Extracted data entries
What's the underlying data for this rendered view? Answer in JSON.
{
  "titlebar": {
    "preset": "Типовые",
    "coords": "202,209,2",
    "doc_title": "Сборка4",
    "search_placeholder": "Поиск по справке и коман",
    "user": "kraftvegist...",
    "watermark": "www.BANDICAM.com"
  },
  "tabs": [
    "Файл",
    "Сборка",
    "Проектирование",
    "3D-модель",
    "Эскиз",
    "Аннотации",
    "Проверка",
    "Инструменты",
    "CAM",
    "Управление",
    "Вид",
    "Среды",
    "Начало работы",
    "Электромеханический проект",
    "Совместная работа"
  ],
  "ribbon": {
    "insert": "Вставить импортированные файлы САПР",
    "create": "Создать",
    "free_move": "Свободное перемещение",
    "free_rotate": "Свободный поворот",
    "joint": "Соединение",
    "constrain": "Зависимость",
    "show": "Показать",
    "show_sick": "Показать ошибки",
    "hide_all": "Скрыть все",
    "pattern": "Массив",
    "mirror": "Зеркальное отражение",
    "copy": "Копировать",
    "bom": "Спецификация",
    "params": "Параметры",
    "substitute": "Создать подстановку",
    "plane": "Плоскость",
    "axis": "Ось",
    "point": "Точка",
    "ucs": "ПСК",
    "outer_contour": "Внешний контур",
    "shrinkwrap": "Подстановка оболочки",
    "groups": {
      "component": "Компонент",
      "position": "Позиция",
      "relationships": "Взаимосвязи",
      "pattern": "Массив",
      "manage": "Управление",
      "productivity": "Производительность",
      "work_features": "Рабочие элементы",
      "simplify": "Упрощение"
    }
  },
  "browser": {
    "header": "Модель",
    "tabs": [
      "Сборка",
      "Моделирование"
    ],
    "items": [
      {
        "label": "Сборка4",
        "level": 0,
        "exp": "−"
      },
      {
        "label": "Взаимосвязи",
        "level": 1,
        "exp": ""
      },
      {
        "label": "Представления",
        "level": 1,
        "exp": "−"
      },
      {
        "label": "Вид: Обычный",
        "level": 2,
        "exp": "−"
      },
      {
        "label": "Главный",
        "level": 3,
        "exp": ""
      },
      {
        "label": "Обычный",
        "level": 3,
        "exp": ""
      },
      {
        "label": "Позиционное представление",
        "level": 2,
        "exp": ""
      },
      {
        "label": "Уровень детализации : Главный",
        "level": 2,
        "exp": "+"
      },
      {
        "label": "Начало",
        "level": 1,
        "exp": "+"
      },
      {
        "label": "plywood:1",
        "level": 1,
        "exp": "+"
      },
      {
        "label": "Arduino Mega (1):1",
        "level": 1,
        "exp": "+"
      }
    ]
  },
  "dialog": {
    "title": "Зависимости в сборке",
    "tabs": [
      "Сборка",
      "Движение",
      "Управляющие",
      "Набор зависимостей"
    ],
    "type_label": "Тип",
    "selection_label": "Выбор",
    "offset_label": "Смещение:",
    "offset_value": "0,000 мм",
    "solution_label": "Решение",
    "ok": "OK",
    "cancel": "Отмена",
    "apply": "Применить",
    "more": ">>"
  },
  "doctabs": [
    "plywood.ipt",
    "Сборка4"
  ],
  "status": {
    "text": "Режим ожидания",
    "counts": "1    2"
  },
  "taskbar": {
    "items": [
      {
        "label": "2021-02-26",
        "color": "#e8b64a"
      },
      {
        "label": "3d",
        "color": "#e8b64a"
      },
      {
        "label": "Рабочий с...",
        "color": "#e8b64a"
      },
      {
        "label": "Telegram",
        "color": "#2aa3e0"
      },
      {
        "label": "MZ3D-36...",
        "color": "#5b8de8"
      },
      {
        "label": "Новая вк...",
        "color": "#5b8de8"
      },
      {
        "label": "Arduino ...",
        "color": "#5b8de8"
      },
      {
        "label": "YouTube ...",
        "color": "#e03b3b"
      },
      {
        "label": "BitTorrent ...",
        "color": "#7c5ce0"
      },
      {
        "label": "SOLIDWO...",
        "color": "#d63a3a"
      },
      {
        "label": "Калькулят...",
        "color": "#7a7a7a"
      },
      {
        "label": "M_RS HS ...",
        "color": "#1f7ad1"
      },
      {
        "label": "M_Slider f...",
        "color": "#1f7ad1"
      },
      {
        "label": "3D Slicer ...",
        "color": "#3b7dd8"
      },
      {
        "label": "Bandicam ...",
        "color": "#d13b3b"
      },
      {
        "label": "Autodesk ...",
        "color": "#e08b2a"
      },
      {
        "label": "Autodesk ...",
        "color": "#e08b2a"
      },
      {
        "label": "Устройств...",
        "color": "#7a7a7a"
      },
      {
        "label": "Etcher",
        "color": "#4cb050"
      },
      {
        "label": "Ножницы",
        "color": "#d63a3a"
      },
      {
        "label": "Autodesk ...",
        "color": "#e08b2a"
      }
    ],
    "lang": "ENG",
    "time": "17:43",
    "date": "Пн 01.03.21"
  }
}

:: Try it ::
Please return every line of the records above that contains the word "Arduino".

:: Answer box ::
        "label": "Arduino Mega (1):1",
        "label": "Arduino ...",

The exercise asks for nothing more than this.